Acquiree is the term used to call the subject matter of sale that is being sold. For example if a company is being traded or sold the subject matter of the sale means all that is part of the sale. It can also be called the ‘target firm’ which is being acquired or purchased.
Acquiree must be separated from the term career in the sense that the buyer of the firm is the acquirer, and the firm that has been bought is the acquiree. The acquirer gains control of the combining entity or the business sold. The acquirer may receive from the acquiree the entire entity, one or more segments of the entity, or one or more cash generating units of the entity or shares in the entity.
Usually a trend is seen in the share price of an acquiree due to uncertainty in the future of the business entity. This trend can be positive or negative however, eventually if the acquirer is good enough, an upward trend becomes visible. For example if the acquiree share price was $20 per share at the time when it was acquired by the acquirer the price may fall to $12 per share. This trend is normal as it depends on the uncertainty that the stock holders face due to the new management of the acquiree.
The trend of the share price is also managed with the way the financial statements are measured and disclosed to its users. The IFRS is very strict and clear about the disclosure of acquiree in the reporting so that the stockholders regain their confidence in the entity. The principles IFRS has set for the acquirees are based on the rules that the acquirer has to follow. The basic aim of IFRS is to improve the relevance, reliability and comparability of the business combination, and to disclose the position of acquiree in the reporting of the financial statements. It is must that the financial statements must be comprised of the identifiable assets acquired, the liabilities assumed and the non controlling interest in the acquiree.
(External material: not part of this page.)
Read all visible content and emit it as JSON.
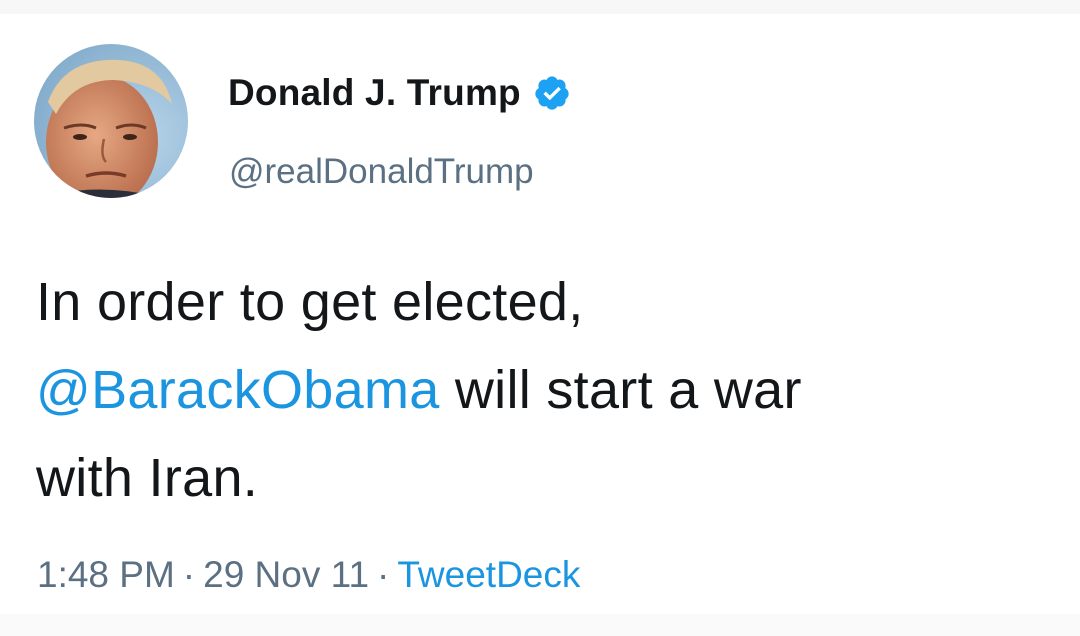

It is also important that the financial statements must disclose all information about acquiree and its effects to the users of these statements.
- Debt ratios
- Liquidity ratios
- Profitability ratios
- Asset management ratios
- Cash Flow Indicator Ratios
- Market value ratios
- Financial analysis
- Business Terms
- Financial education
- International Financial Reporting Standards (EU)
- IFRS Interpretations (EU)
- Financial software
Most WantedFinancial Terms
- Most Important Financial Ratios
- Debt-to-Equity Ratio
- Financial Leverage
- Current Ratio
- Interest Coverage Ratio (ICR)
- Solvency Ratio
- Receivable Turnover Ratio
- Return On Capital Employed (ROCE)
- Accounts Payable Turnover Ratio
- Debt Service Coverage Ratio
Have 10 minutes to relax?Play our unique
Play The Game